Recently, I’ve been faced with a problem where I feel my metagenome comparator program is running too slow. The main reason behind it is that it’s performing operations that occur multiple times in a loop. These operations involve different tasks such as: reading lines from text, creating objects, inserting those objects into a data structure, retrieving those objects from the data structure, and writing the data structures to disk (just to name a few). So it would be natural to suggest to someone in my position to parallelize it all, and that’s exactly what I want to do. However, I’ve never written any type of parallel applications, and thus, I need to do a little bit of learning and researching into parallel programming. (More of my ramblings after the Read More break)

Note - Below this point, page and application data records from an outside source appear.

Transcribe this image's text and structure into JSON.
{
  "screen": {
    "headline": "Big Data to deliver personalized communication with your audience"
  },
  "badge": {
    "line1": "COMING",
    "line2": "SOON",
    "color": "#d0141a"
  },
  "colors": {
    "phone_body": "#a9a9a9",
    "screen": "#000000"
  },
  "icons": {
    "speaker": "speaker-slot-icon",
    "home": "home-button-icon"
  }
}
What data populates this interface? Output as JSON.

What I Know

  • Multi-threading is the implementation most people would go with when parallelizing their code. With our multi-core cpus, multi-threading becomes a very powerful idea for any program or application that utilizes it. Each thread spawned has access to the same information in memory and can synchronize their tasks efficiently and effectively. The programming overhead to manage threads does not seem to be too complicated with the ability to easily control which piece of data and information each thread accesses.
  • Cluster computing is another method in parallel computing where multiple linked computers can achieve parallelism by splitting the work done to complete an entire task. This type is sometimes known as Beowulf computing. Most use a Message Passing Interface (MPI) to synchronize any communication needed between each node in the cluster.

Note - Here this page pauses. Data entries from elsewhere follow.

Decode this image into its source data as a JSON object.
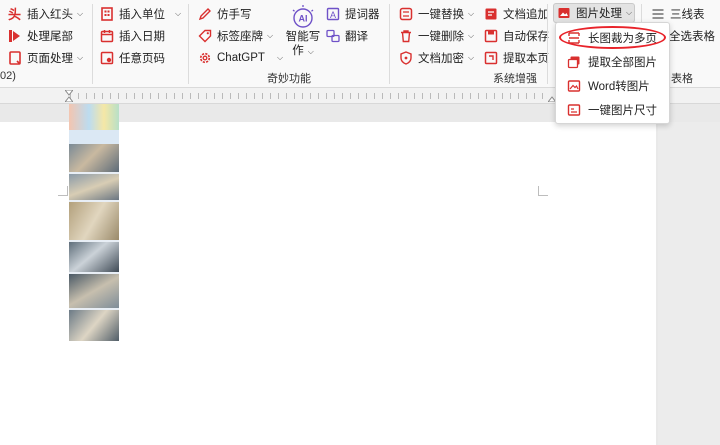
{
  "ribbon": {
    "col1": {
      "insert_header": "插入红头",
      "process_footer": "处理尾部",
      "page_process": "页面处理"
    },
    "col2": {
      "insert_unit": "插入单位",
      "insert_date": "插入日期",
      "any_page_number": "任意页码"
    },
    "col3": {
      "imitate_handwriting": "仿手写",
      "label_seat_card": "标签座牌",
      "chatgpt": "ChatGPT",
      "ai_badge": "AI",
      "smart_writing_line1": "智能写",
      "smart_writing_line2": "作"
    },
    "col4": {
      "prompt_words": "提词器",
      "translate": "翻译"
    },
    "col5": {
      "one_click_replace": "一键替换",
      "one_click_delete": "一键删除",
      "doc_encrypt": "文档加密"
    },
    "col6": {
      "doc_append": "文档追加",
      "auto_save": "自动保存",
      "extract_page": "提取本页"
    },
    "col7": {
      "image_process": "图片处理"
    },
    "col8": {
      "three_line_table": "三线表",
      "select_all_tables": "全选表格"
    },
    "group_labels": {
      "left_partial": "02)",
      "magic": "奇妙功能",
      "system_enhance": "系统增强",
      "table": "表格"
    }
  },
  "dropdown": {
    "items": [
      "长图裁为多页",
      "提取全部图片",
      "Word转图片",
      "一键图片尺寸"
    ]
  },
  "colors": {
    "accent_red": "#d9302f",
    "annotation_red": "#e8232a",
    "ai_purple": "#6f52c8",
    "ribbon_bg": "#f9f9f9"
  }
}
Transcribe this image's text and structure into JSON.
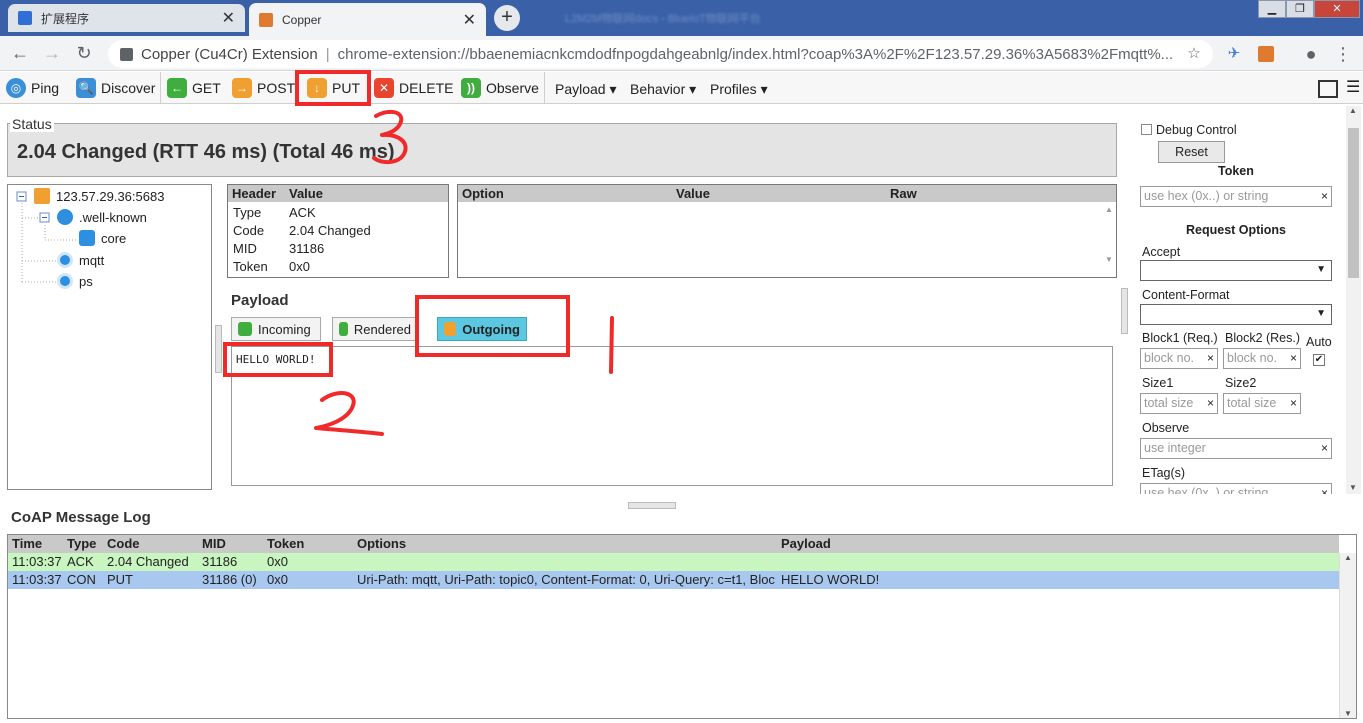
{
  "browser": {
    "tabs": [
      {
        "label": "扩展程序",
        "icon": "puzzle-icon"
      },
      {
        "label": "Copper",
        "icon": "copper-logo-icon"
      }
    ],
    "blurred_title": "L2M2M物联网docs - BlueIoT物联网平台",
    "omnibox": {
      "title": "Copper (Cu4Cr) Extension",
      "separator": "|",
      "url": "chrome-extension://bbaenemiacnkcmdodfnpogdahgeabnlg/index.html?coap%3A%2F%2F123.57.29.36%3A5683%2Fmqtt%..."
    }
  },
  "toolbar": {
    "buttons": [
      {
        "label": "Ping",
        "icon": "ping-icon",
        "color": "#3a8fd8"
      },
      {
        "label": "Discover",
        "icon": "discover-icon",
        "color": "#3a8fd8"
      },
      {
        "label": "GET",
        "icon": "get-icon",
        "color": "#3fae3f"
      },
      {
        "label": "POST",
        "icon": "post-icon",
        "color": "#f0a030"
      },
      {
        "label": "PUT",
        "icon": "put-icon",
        "color": "#f0a030"
      },
      {
        "label": "DELETE",
        "icon": "delete-icon",
        "color": "#e8442e"
      },
      {
        "label": "Observe",
        "icon": "observe-icon",
        "color": "#3fae3f"
      }
    ],
    "menus": [
      "Payload ▾",
      "Behavior ▾",
      "Profiles ▾"
    ]
  },
  "status": {
    "legend": "Status",
    "text": "2.04 Changed (RTT 46 ms) (Total 46 ms)"
  },
  "tree": {
    "root": "123.57.29.36:5683",
    "nodes": [
      ".well-known",
      "core",
      "mqtt",
      "ps"
    ]
  },
  "header_table": {
    "columns": [
      "Header",
      "Value"
    ],
    "rows": [
      {
        "key": "Type",
        "value": "ACK"
      },
      {
        "key": "Code",
        "value": "2.04 Changed"
      },
      {
        "key": "MID",
        "value": "31186"
      },
      {
        "key": "Token",
        "value": "0x0"
      }
    ]
  },
  "options_table": {
    "columns": [
      "Option",
      "Value",
      "Raw"
    ]
  },
  "payload": {
    "title": "Payload",
    "tabs": [
      "Incoming",
      "Rendered",
      "Outgoing"
    ],
    "active_tab": "Outgoing",
    "content": "HELLO WORLD!"
  },
  "right_panel": {
    "debug_control": "Debug Control",
    "reset": "Reset",
    "token_heading": "Token",
    "token_placeholder": "use hex (0x..) or string",
    "request_options": "Request Options",
    "accept": "Accept",
    "content_format": "Content-Format",
    "block1": "Block1 (Req.)",
    "block2": "Block2 (Res.)",
    "auto": "Auto",
    "block_placeholder": "block no.",
    "size1": "Size1",
    "size2": "Size2",
    "size_placeholder": "total size",
    "observe": "Observe",
    "observe_placeholder": "use integer",
    "etag": "ETag(s)",
    "etag_placeholder": "use hex (0x..) or string"
  },
  "log": {
    "title": "CoAP Message Log",
    "columns": [
      "Time",
      "Type",
      "Code",
      "MID",
      "Token",
      "Options",
      "Payload"
    ],
    "rows": [
      {
        "time": "11:03:37",
        "type": "ACK",
        "code": "2.04 Changed",
        "mid": "31186",
        "token": "0x0",
        "options": "",
        "payload": "",
        "color": "#c8f5c0"
      },
      {
        "time": "11:03:37",
        "type": "CON",
        "code": "PUT",
        "mid": "31186 (0)",
        "token": "0x0",
        "options": "Uri-Path: mqtt, Uri-Path: topic0, Content-Format: 0, Uri-Query: c=t1, Bloc",
        "payload": "HELLO WORLD!",
        "color": "#a9c8f0"
      }
    ]
  },
  "annotations": [
    "1",
    "2",
    "3"
  ]
}
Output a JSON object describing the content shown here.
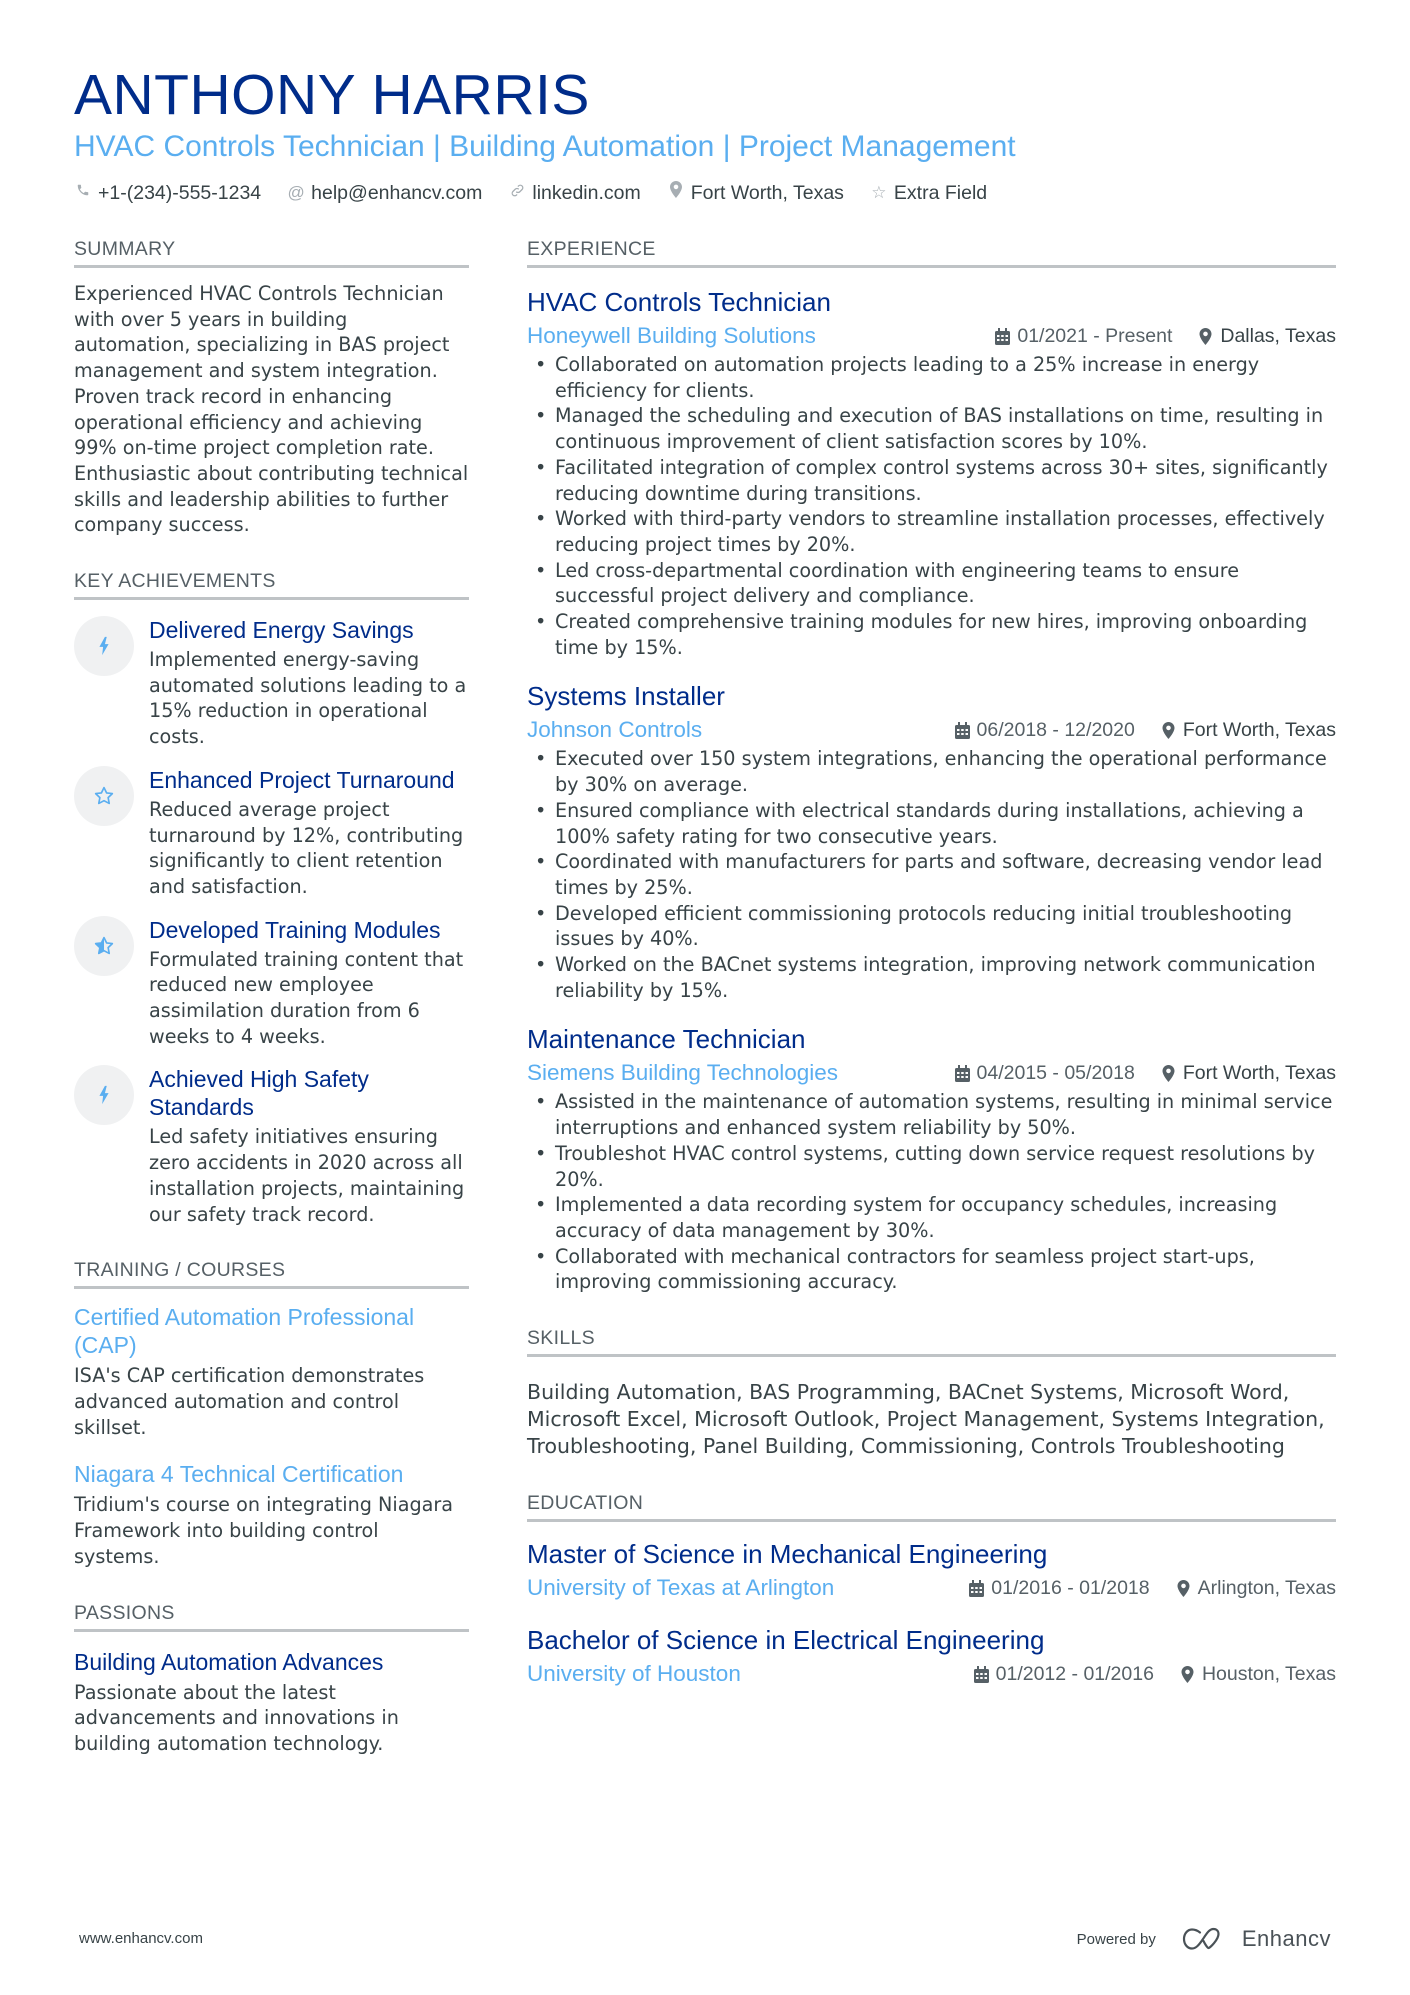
{
  "header": {
    "name": "ANTHONY HARRIS",
    "headline": "HVAC Controls Technician | Building Automation | Project Management",
    "contacts": [
      {
        "icon": "phone-icon",
        "text": "+1-(234)-555-1234"
      },
      {
        "icon": "at-icon",
        "text": "help@enhancv.com"
      },
      {
        "icon": "link-icon",
        "text": "linkedin.com"
      },
      {
        "icon": "location-pin-icon",
        "text": "Fort Worth, Texas"
      },
      {
        "icon": "star-icon",
        "text": "Extra Field"
      }
    ]
  },
  "summary": {
    "title": "SUMMARY",
    "text": "Experienced HVAC Controls Technician with over 5 years in building automation, specializing in BAS project management and system integration. Proven track record in enhancing operational efficiency and achieving 99% on-time project completion rate. Enthusiastic about contributing technical skills and leadership abilities to further company success."
  },
  "achievements": {
    "title": "KEY ACHIEVEMENTS",
    "items": [
      {
        "icon": "lightning-bolt-icon",
        "title": "Delivered Energy Savings",
        "description": "Implemented energy-saving automated solutions leading to a 15% reduction in operational costs."
      },
      {
        "icon": "star-outline-icon",
        "title": "Enhanced Project Turnaround",
        "description": "Reduced average project turnaround by 12%, contributing significantly to client retention and satisfaction."
      },
      {
        "icon": "star-half-icon",
        "title": "Developed Training Modules",
        "description": "Formulated training content that reduced new employee assimilation duration from 6 weeks to 4 weeks."
      },
      {
        "icon": "lightning-bolt-icon",
        "title": "Achieved High Safety Standards",
        "description": "Led safety initiatives ensuring zero accidents in 2020 across all installation projects, maintaining our safety track record."
      }
    ]
  },
  "training": {
    "title": "TRAINING / COURSES",
    "items": [
      {
        "title": "Certified Automation Professional (CAP)",
        "description": "ISA's CAP certification demonstrates advanced automation and control skillset."
      },
      {
        "title": "Niagara 4 Technical Certification",
        "description": "Tridium's course on integrating Niagara Framework into building control systems."
      }
    ]
  },
  "passions": {
    "title": "PASSIONS",
    "items": [
      {
        "title": "Building Automation Advances",
        "description": "Passionate about the latest advancements and innovations in building automation technology."
      }
    ]
  },
  "experience": {
    "title": "EXPERIENCE",
    "jobs": [
      {
        "title": "HVAC Controls Technician",
        "company": "Honeywell Building Solutions",
        "dates": "01/2021 - Present",
        "location": "Dallas, Texas",
        "bullets": [
          "Collaborated on automation projects leading to a 25% increase in energy efficiency for clients.",
          "Managed the scheduling and execution of BAS installations on time, resulting in continuous improvement of client satisfaction scores by 10%.",
          "Facilitated integration of complex control systems across 30+ sites, significantly reducing downtime during transitions.",
          "Worked with third-party vendors to streamline installation processes, effectively reducing project times by 20%.",
          "Led cross-departmental coordination with engineering teams to ensure successful project delivery and compliance.",
          "Created comprehensive training modules for new hires, improving onboarding time by 15%."
        ]
      },
      {
        "title": "Systems Installer",
        "company": "Johnson Controls",
        "dates": "06/2018 - 12/2020",
        "location": "Fort Worth, Texas",
        "bullets": [
          "Executed over 150 system integrations, enhancing the operational performance by 30% on average.",
          "Ensured compliance with electrical standards during installations, achieving a 100% safety rating for two consecutive years.",
          "Coordinated with manufacturers for parts and software, decreasing vendor lead times by 25%.",
          "Developed efficient commissioning protocols reducing initial troubleshooting issues by 40%.",
          "Worked on the BACnet systems integration, improving network communication reliability by 15%."
        ]
      },
      {
        "title": "Maintenance Technician",
        "company": "Siemens Building Technologies",
        "dates": "04/2015 - 05/2018",
        "location": "Fort Worth, Texas",
        "bullets": [
          "Assisted in the maintenance of automation systems, resulting in minimal service interruptions and enhanced system reliability by 50%.",
          "Troubleshot HVAC control systems, cutting down service request resolutions by 20%.",
          "Implemented a data recording system for occupancy schedules, increasing accuracy of data management by 30%.",
          "Collaborated with mechanical contractors for seamless project start-ups, improving commissioning accuracy."
        ]
      }
    ]
  },
  "skills": {
    "title": "SKILLS",
    "text": "Building Automation, BAS Programming, BACnet Systems, Microsoft Word, Microsoft Excel, Microsoft Outlook, Project Management, Systems Integration, Troubleshooting, Panel Building, Commissioning, Controls Troubleshooting"
  },
  "education": {
    "title": "EDUCATION",
    "items": [
      {
        "degree": "Master of Science in Mechanical Engineering",
        "school": "University of Texas at Arlington",
        "dates": "01/2016 - 01/2018",
        "location": "Arlington, Texas"
      },
      {
        "degree": "Bachelor of Science in Electrical Engineering",
        "school": "University of Houston",
        "dates": "01/2012 - 01/2016",
        "location": "Houston, Texas"
      }
    ]
  },
  "footer": {
    "website": "www.enhancv.com",
    "powered_by": "Powered by",
    "brand": "Enhancv"
  },
  "colors": {
    "name": "#002c8a",
    "accent": "#5aaef0",
    "text": "#384347",
    "muted": "#566066",
    "rule": "#bfc3c6",
    "icon_bg": "#f0f1f2"
  }
}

What I Need

  • The implementation that I choose will most likely depend on the hardware available. The lab has a 8-core process (Octopussy) and a cluster. I’ve been using Octopussy to develop my program and have run into a few problems with it already. The amount of memory I’m allowed to reserve for allocation for the Java Virtual Machine (JVM) is maxed at 2500MB. Although there is usually more than 3GB available, the JVM can only reserve a contiguous block of memory due to memory arithmetic when dealing with references and Java Heap space. So, memory is the main issue to consider because of the high amount of data and metagenome sequences being analyzed.
  • The ease of implementation is another factor. Usually when programming for parallel computation, the program must be written with parallelization in mind. Of course, good abstraction and method usage ahead of time can make this switch much simpler, something I feel I did well enough for it not to be much of a problem. In this case, the amount of time to learn to use either multi-threading or cluster computing will define the ease of implementation.
  • The entire program is written in Java so this will also play a major factor into which I choose. If there are too many hoops to jump through just to get this running on the cluster, then I’ll probably lean more in the multi-threading direction.

I am hoping to make a choice soon so I can get this rolling. I need to look into running jobs in our cluster and find out the peculiarities that come along with it. Multi-threading looks to be straightforward with only adjusting the necessary methods to accommodate the limited amount of memory available in Octopussy.